Friday, November 1, 2019

Repairing an ancient Devore kit

I still have a stash of ancient freight car models from my youth, some of which I built back in the day (though not well), others of which have simply gotten damaged with the passage of years. In the present post, I want to write about one of these rescue missions, largely an upgrade. (By the way, this is a far more ancient project than the one I wrote about back in May, which is described at: ).
     The kit in question is a Devore depressed-center flat car, a 40-foot car that was cast in white metal all in one piece. This kit dates back to the early 1950s, and when originally built, had oversize grabs and sill steps, along with Varney dummy couplers.
     So what is this kit, really? I’m sure there are readers of this blog who have never seen a Devore kit box, so it’s shown below, in two images, both an angled view and the box end. You can click on the image if you wish to enlarge it.

You will notice in the image of the box end that this beauty cost all of $1.60 in that era.
     Having a one-piece body, the kit instructions are simplicity itself. They did occupy a full sheet of paper, and are shown below. You can find old kit instructions like these on the HO Seeker web site (a great resource of its kind). You can click on this image to enlarge it if you wish.

     I had damaged the sill steps in storage over the years, the Zamac truck sideframes had disintegrated, and the Varney dummy couplers just were not going to operate well with the Kadees on the rest of my fleet.
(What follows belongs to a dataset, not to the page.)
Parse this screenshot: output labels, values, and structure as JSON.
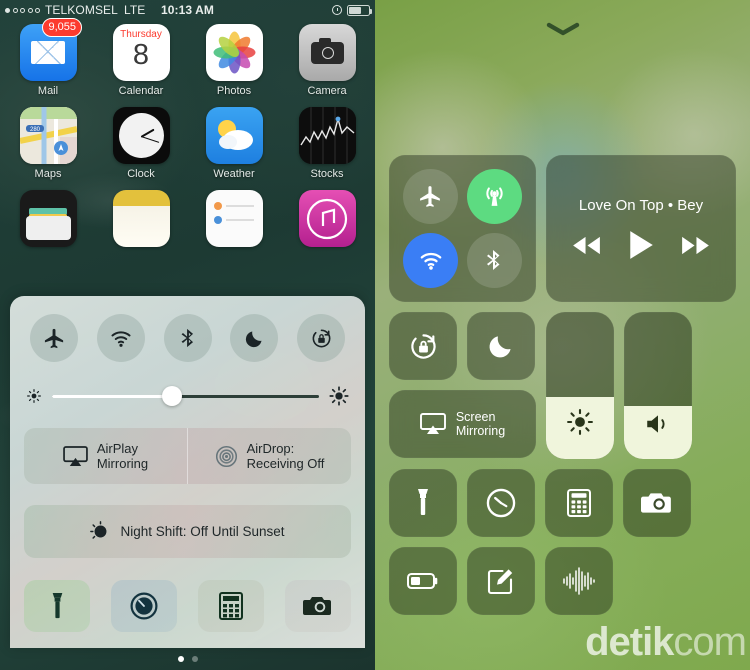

And the paint was flaking off in places. I really don’t know what paint this might have been, but it was probably the Roundhouse 410-M product, of which I used a lot in that era.

     So what’s needed here? I tried paint stripper to clean the paint off, but it hardly touched it, so I resorted to lacquer thinner, which did indeed soften it so it could be rubbed off. I was able to pull all the damaged grab irons from the body, and then used a #75 drill to make sure the mounting holes were all clear.
     At that point, I began by installing the old grab irons to make the end grabs, that are inserted in holes in the bottom of the end sill, and then are bent 90 degrees to make them horizontal. These look somewhat okay, and aren’t very visible on a car in service, but they are quite oversize, as you will see in photos below.
      Next I installed A-Line Style B sill steps at all four corners, and these did fit the mounting holes. The same was not true of the scale 18-inch grab irons I had on hand, so I had to bend new ones to fit the actual mounting hole spacing, about 21 inches. I used some bronze wire I had on hand, 0.013-inch diameter, then secured the grabs and steps with CA. In this photo, the side grab is barely discernible, but the sill step is clear.

A second photo shows the side grab more clearly, and you can compare it to the end grab’s oversize diameter.

     What is needed next, to complete detailing, is to drill holes for the vertical-staff brake wheels at each end, which I clearly hadn’t done when I first assembled this kit (you can see the location in the photos above). That task, along with bringing the car weight up to the desired value, figuring how to install Kadee couplers, and choosing 70-ton trucks, will be covered in a future post.
Tony Thompson

1 comment:

  1. Tony, Regarding your question,"So what is this kit, really?" The answer is that it is now! Looking forward to rest of the story. Lou Adler